* [What to produce]: Wherever the word "JSON" appears in the entries, copy the whole line.

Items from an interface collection
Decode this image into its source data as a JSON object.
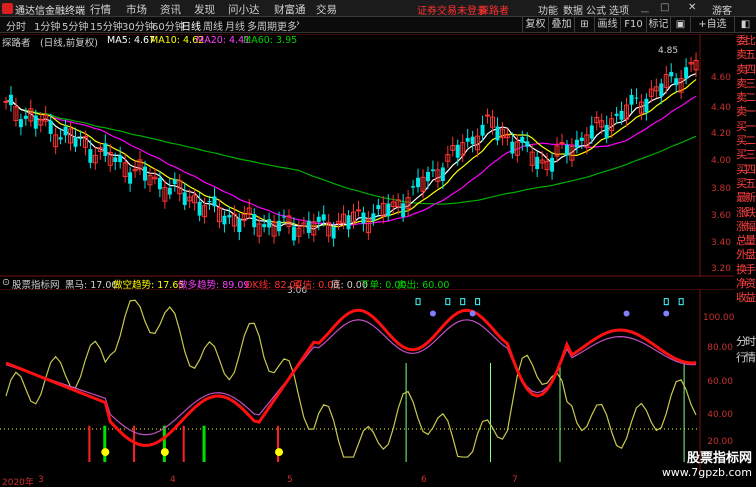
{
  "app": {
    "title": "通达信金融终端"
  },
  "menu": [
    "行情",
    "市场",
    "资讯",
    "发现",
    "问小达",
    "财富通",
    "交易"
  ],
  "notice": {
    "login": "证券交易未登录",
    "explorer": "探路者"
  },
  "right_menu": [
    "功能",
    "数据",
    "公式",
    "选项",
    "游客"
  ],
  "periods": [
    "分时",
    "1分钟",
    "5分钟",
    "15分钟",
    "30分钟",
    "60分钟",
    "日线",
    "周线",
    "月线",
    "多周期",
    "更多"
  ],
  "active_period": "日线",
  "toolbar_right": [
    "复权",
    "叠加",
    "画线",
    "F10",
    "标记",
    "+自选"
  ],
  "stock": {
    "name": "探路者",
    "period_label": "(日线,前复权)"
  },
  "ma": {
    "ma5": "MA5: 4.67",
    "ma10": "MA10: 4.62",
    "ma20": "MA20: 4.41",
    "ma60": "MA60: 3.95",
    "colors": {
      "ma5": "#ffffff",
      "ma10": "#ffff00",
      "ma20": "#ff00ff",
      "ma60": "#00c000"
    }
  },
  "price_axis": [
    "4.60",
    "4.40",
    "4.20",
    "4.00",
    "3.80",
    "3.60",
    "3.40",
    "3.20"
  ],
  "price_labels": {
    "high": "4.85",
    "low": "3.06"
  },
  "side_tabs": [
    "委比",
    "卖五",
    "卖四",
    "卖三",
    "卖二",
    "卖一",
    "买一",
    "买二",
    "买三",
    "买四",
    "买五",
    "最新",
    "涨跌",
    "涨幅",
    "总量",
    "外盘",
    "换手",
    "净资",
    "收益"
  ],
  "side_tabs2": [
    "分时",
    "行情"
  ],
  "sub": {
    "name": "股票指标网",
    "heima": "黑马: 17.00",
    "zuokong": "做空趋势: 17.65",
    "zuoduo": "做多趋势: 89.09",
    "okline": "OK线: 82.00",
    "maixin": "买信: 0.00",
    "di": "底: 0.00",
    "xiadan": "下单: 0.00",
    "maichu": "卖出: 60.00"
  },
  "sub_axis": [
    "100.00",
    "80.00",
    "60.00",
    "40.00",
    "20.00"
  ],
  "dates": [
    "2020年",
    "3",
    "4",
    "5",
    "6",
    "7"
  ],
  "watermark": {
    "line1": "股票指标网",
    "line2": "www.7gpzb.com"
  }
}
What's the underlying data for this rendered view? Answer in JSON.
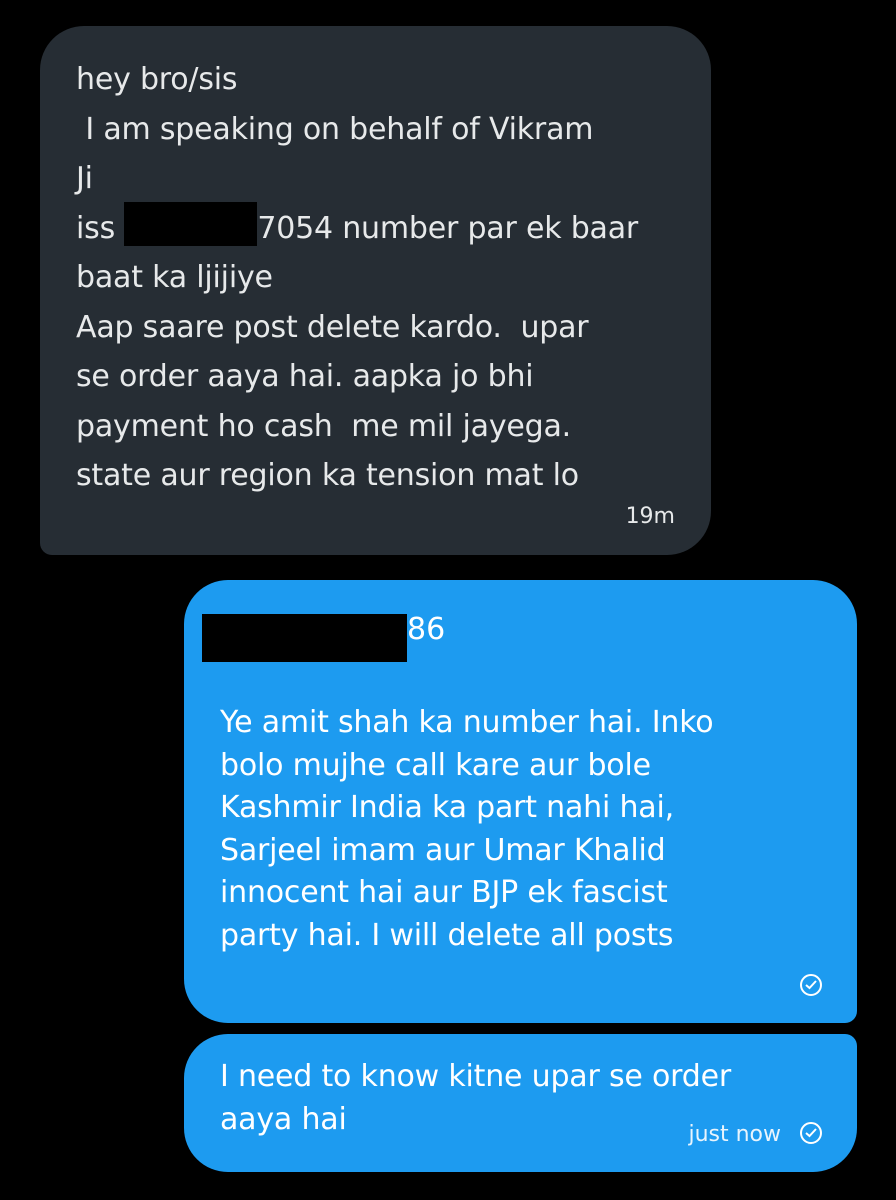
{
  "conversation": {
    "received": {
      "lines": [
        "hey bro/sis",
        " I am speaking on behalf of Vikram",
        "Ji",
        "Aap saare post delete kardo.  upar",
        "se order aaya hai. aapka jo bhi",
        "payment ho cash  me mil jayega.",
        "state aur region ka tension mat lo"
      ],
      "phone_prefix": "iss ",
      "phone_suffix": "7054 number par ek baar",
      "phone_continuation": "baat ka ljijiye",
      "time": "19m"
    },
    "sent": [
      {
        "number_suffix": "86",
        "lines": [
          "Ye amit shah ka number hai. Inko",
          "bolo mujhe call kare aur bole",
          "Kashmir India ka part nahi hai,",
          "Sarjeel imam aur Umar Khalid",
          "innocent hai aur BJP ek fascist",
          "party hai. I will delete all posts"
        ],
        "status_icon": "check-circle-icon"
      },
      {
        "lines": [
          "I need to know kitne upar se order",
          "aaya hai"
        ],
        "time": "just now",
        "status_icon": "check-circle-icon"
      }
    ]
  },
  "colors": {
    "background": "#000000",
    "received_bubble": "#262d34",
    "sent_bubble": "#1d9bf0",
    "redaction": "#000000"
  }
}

* [Result of this task]:
Decode this image into its source data as a JSON object.
What's the underlying data for this rendered view? Answer in JSON.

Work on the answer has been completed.